Likewise, current Foreign Minister Bob Carr has been particularly bellicose in his rhetoric against the Syrian regime. Last October, he expressed concerns that the Syrian army had proven effective in combatting US-backed opposition militias. Carr then suggested: “Perhaps an assassination, combined with a major defection taking a large part of the military, is what is required to get, one, a ceasefire, and, two, political negotiations.”

Australia plays a key role for the Obama administration as the US prepares to attack Syria. As Rudd emphasised today, Australia is due to temporarily take over the presidency of the UN Security Council on Sunday. As such, the Australian diplomats will be in a position to frame the debate and to put pressure on China and Russia to accede to US demands for a diplomatic fig leaf for military action against Syria.

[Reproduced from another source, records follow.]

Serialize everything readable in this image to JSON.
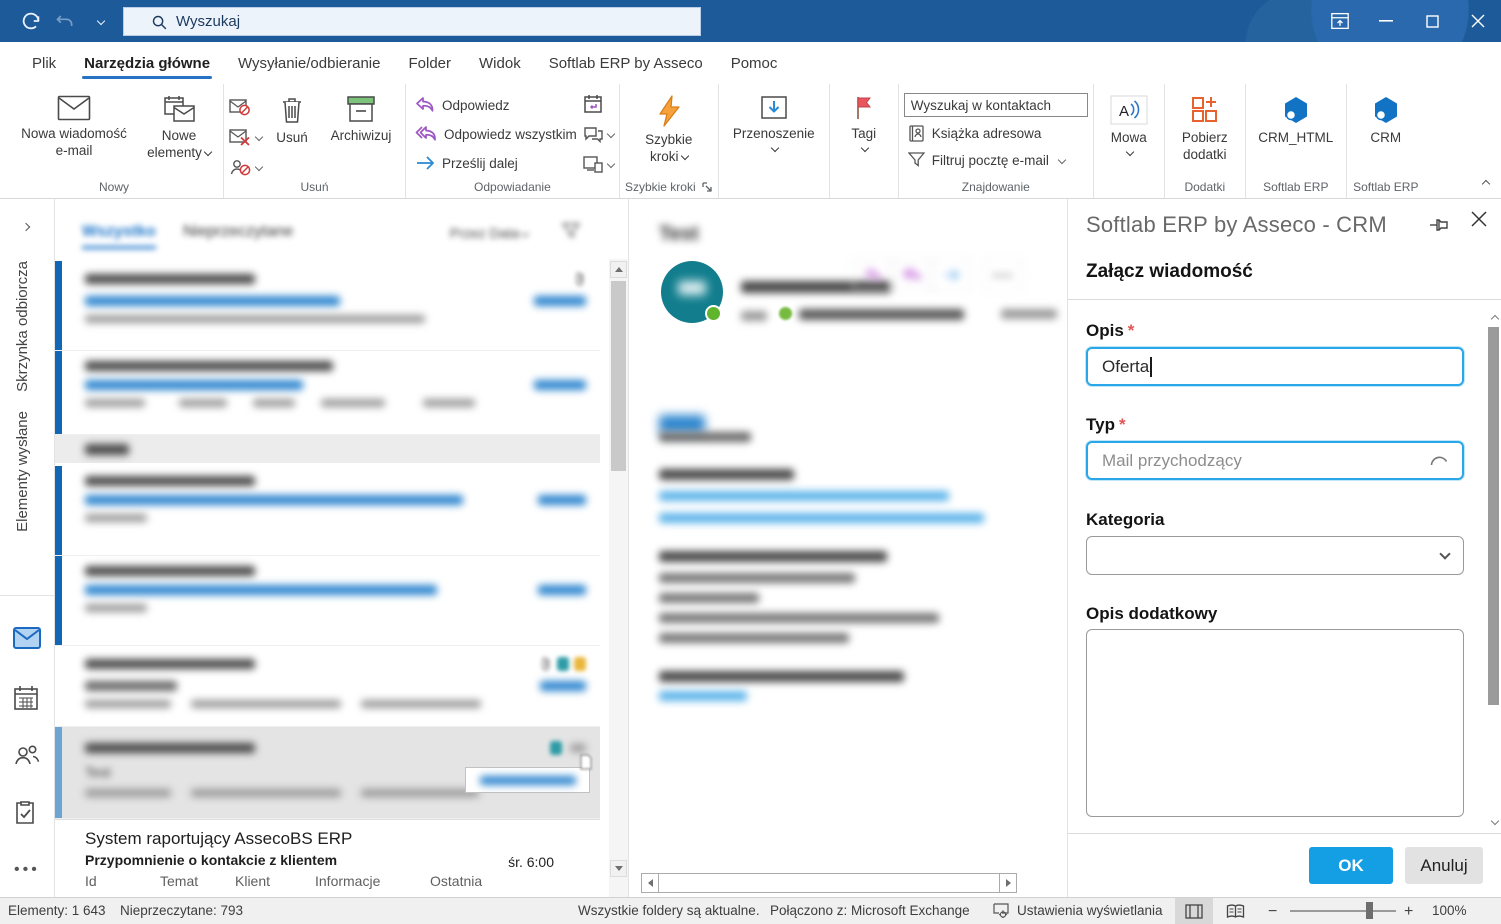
{
  "titlebar": {
    "search_value": "Wyszukaj"
  },
  "menu": {
    "tabs": [
      {
        "label": "Plik"
      },
      {
        "label": "Narzędzia główne",
        "active": true
      },
      {
        "label": "Wysyłanie/odbieranie"
      },
      {
        "label": "Folder"
      },
      {
        "label": "Widok"
      },
      {
        "label": "Softlab ERP by Asseco"
      },
      {
        "label": "Pomoc"
      }
    ]
  },
  "ribbon": {
    "new_mail": "Nowa wiadomość\ne-mail",
    "new_items": "Nowe\nelementy",
    "delete": "Usuń",
    "archive": "Archiwizuj",
    "reply": "Odpowiedz",
    "reply_all": "Odpowiedz wszystkim",
    "forward": "Prześlij dalej",
    "quick_steps": "Szybkie\nkroki",
    "move": "Przenoszenie",
    "tags": "Tagi",
    "search_contacts": "Wyszukaj w kontaktach",
    "address_book": "Książka adresowa",
    "filter_email": "Filtruj pocztę e-mail",
    "speech": "Mowa",
    "get_addins": "Pobierz\ndodatki",
    "crm_html": "CRM_HTML",
    "crm": "CRM",
    "group_labels": {
      "new": "Nowy",
      "delete": "Usuń",
      "respond": "Odpowiadanie",
      "quick_steps": "Szybkie kroki",
      "find": "Znajdowanie",
      "addins": "Dodatki",
      "softlab1": "Softlab ERP",
      "softlab2": "Softlab ERP"
    }
  },
  "rail": {
    "inbox": "Skrzynka odbiorcza",
    "sent": "Elementy wysłane"
  },
  "list": {
    "tab_all": "Wszystko",
    "tab_unread": "Nieprzeczytane",
    "sort_by": "Przez Data",
    "bottom_item": {
      "sender": "System raportujący AssecoBS ERP",
      "subject": "Przypomnienie o kontakcie z klientem",
      "date": "śr. 6:00",
      "preview_columns": [
        "Id",
        "Temat",
        "Klient",
        "Informacje",
        "Ostatnia"
      ]
    }
  },
  "reading": {
    "subject": "Test"
  },
  "crm_panel": {
    "title": "Softlab ERP by Asseco - CRM",
    "heading": "Załącz wiadomość",
    "required_marker": "*",
    "opis_label": "Opis",
    "opis_value": "Oferta",
    "typ_label": "Typ",
    "typ_value": "Mail przychodzący",
    "kategoria_label": "Kategoria",
    "kategoria_value": "",
    "opis_dodatkowy_label": "Opis dodatkowy",
    "opis_dodatkowy_value": "",
    "ok": "OK",
    "cancel": "Anuluj"
  },
  "status": {
    "items": "Elementy: 1 643",
    "unread": "Nieprzeczytane: 793",
    "folders": "Wszystkie foldery są aktualne.",
    "connection": "Połączono z: Microsoft Exchange",
    "display_settings": "Ustawienia wyświetlania",
    "zoom": "100%"
  },
  "colors": {
    "titlebar": "#1d5a9a",
    "accent_blue": "#2672c4",
    "unread_bar": "#1267b4",
    "subject_blue": "#2e86cf",
    "ok_button": "#149fe4",
    "lightning_orange": "#f6a13b",
    "flag_red": "#e8565e",
    "crm_cube_blue": "#1273c4",
    "avatar_teal": "#117d8d",
    "presence_green": "#61b52d"
  }
}
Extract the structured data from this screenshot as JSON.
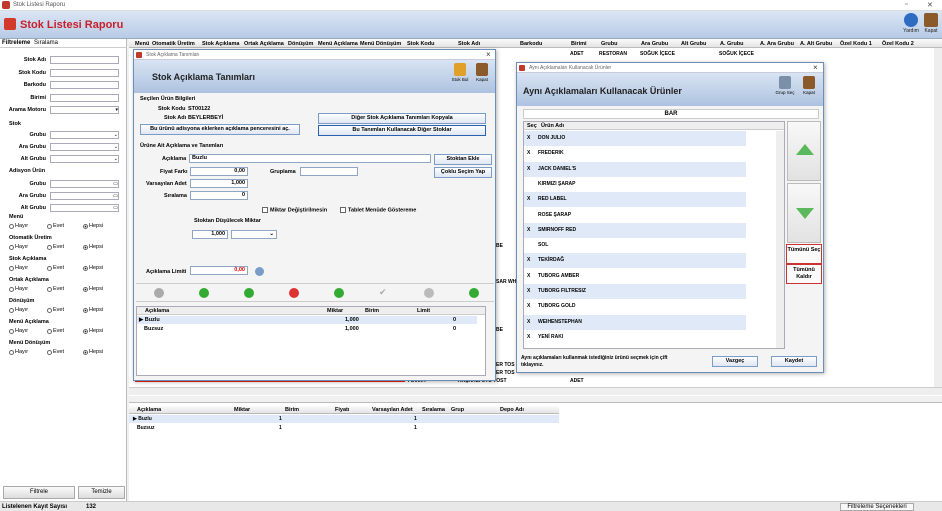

Bases such as Pine Gap in central Australia are essential to the US military’s communications, spying and targetting across wide areas of the globe, from East Asia to the Middle East. It was recently revealed that Pine Gap provides targetting information for the Obama administration’s illegal drone assassinations in Afghanistan, Pakistan, Yemen and other countries.

A syndicated News Limited article reported last week: “Australian military officers are working alongside the US military in the Pentagon to help draw up war plans for an American-led intervention” in Syria. “Planning sessions involving Australians are underway to brief the [Obama] administration on options,” a source declared.

The Australian media and political establishment as a whole is lining up behind the US preparations for war against Syria. The opposition Coalition has given bipartisan support for Rudd’s stance. Under the protocols for the election period, senior opposition members also received an intelligence briefing on Syria. Liberal Party leader Tony Abbott denounced the “terrible things” taking place in Syria, and declared that it was “entirely appropriate” for the prime minister to suspend his election campaign to be briefed.

The various pseudo-left organisations, such as Socialist Alliance and Socialist Alternative, have already lined up in support of the US-backed anti-Assad militias in Syria. Socialist Alternative member Corey Oakley last year dismissed “knee-jerk anti-imperialism” as a thing of the past, asserting that an emphasis on the “imperialist threat” to Syria was “profoundly mistaken.” (See: “Australian pseudo-left backs imperialist intervention in Syria”). In lining up behind the US regime-change operation against Assad, the pseudo-left organisations are politically responsible for helping to create the conditions for the US to attack Syria.